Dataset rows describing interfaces
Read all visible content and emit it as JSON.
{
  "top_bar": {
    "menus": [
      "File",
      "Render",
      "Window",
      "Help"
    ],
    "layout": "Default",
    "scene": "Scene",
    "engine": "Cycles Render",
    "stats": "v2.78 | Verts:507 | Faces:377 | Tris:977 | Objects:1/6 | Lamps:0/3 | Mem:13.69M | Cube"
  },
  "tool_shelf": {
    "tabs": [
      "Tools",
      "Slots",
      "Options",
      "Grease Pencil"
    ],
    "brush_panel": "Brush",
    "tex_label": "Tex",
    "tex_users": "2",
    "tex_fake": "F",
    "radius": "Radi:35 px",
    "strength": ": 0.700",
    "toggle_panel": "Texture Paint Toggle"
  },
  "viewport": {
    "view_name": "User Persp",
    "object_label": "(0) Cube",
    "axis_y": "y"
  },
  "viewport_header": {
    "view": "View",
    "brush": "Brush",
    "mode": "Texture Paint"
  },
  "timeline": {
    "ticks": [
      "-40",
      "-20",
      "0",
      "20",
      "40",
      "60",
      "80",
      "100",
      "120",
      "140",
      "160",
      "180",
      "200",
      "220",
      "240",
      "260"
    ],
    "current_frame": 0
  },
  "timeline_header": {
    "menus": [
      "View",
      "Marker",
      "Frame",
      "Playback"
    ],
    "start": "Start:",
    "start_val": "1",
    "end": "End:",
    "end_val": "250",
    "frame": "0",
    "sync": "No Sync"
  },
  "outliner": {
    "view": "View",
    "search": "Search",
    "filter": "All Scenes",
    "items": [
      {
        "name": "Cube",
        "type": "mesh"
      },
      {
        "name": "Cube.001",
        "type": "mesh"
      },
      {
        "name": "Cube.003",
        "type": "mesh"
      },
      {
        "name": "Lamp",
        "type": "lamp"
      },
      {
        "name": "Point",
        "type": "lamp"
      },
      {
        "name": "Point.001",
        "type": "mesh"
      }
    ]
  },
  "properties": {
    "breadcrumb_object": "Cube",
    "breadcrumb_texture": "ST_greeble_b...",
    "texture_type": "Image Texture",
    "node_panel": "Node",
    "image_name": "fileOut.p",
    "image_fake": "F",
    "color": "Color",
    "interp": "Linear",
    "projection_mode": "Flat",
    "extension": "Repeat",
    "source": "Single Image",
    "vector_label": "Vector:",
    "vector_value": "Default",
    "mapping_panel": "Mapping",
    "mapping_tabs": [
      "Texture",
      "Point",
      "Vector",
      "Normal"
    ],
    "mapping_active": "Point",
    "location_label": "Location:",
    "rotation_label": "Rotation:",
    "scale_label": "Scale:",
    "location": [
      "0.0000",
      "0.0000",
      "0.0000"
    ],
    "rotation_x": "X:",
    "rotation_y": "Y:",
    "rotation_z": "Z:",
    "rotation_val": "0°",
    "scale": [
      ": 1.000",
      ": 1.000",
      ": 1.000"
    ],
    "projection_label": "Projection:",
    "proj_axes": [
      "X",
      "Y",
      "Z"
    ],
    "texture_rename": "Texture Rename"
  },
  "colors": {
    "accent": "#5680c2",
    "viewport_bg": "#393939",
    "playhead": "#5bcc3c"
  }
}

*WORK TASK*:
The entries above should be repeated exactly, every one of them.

*ANSWER TO THE PROBLEM*:
Read all visible content and emit it as JSON.
{
  "top_bar": {
    "menus": [
      "File",
      "Render",
      "Window",
      "Help"
    ],
    "layout": "Default",
    "scene": "Scene",
    "engine": "Cycles Render",
    "stats": "v2.78 | Verts:507 | Faces:377 | Tris:977 | Objects:1/6 | Lamps:0/3 | Mem:13.69M | Cube"
  },
  "tool_shelf": {
    "tabs": [
      "Tools",
      "Slots",
      "Options",
      "Grease Pencil"
    ],
    "brush_panel": "Brush",
    "tex_label": "Tex",
    "tex_users": "2",
    "tex_fake": "F",
    "radius": "Radi:35 px",
    "strength": ": 0.700",
    "toggle_panel": "Texture Paint Toggle"
  },
  "viewport": {
    "view_name": "User Persp",
    "object_label": "(0) Cube",
    "axis_y": "y"
  },
  "viewport_header": {
    "view": "View",
    "brush": "Brush",
    "mode": "Texture Paint"
  },
  "timeline": {
    "ticks": [
      "-40",
      "-20",
      "0",
      "20",
      "40",
      "60",
      "80",
      "100",
      "120",
      "140",
      "160",
      "180",
      "200",
      "220",
      "240",
      "260"
    ],
    "current_frame": 0
  },
  "timeline_header": {
    "menus": [
      "View",
      "Marker",
      "Frame",
      "Playback"
    ],
    "start": "Start:",
    "start_val": "1",
    "end": "End:",
    "end_val": "250",
    "frame": "0",
    "sync": "No Sync"
  },
  "outliner": {
    "view": "View",
    "search": "Search",
    "filter": "All Scenes",
    "items": [
      {
        "name": "Cube",
        "type": "mesh"
      },
      {
        "name": "Cube.001",
        "type": "mesh"
      },
      {
        "name": "Cube.003",
        "type": "mesh"
      },
      {
        "name": "Lamp",
        "type": "lamp"
      },
      {
        "name": "Point",
        "type": "lamp"
      },
      {
        "name": "Point.001",
        "type": "mesh"
      }
    ]
  },
  "properties": {
    "breadcrumb_object": "Cube",
    "breadcrumb_texture": "ST_greeble_b...",
    "texture_type": "Image Texture",
    "node_panel": "Node",
    "image_name": "fileOut.p",
    "image_fake": "F",
    "color": "Color",
    "interp": "Linear",
    "projection_mode": "Flat",
    "extension": "Repeat",
    "source": "Single Image",
    "vector_label": "Vector:",
    "vector_value": "Default",
    "mapping_panel": "Mapping",
    "mapping_tabs": [
      "Texture",
      "Point",
      "Vector",
      "Normal"
    ],
    "mapping_active": "Point",
    "location_label": "Location:",
    "rotation_label": "Rotation:",
    "scale_label": "Scale:",
    "location": [
      "0.0000",
      "0.0000",
      "0.0000"
    ],
    "rotation_x": "X:",
    "rotation_y": "Y:",
    "rotation_z": "Z:",
    "rotation_val": "0°",
    "scale": [
      ": 1.000",
      ": 1.000",
      ": 1.000"
    ],
    "projection_label": "Projection:",
    "proj_axes": [
      "X",
      "Y",
      "Z"
    ],
    "texture_rename": "Texture Rename"
  },
  "colors": {
    "accent": "#5680c2",
    "viewport_bg": "#393939",
    "playhead": "#5bcc3c"
  }
}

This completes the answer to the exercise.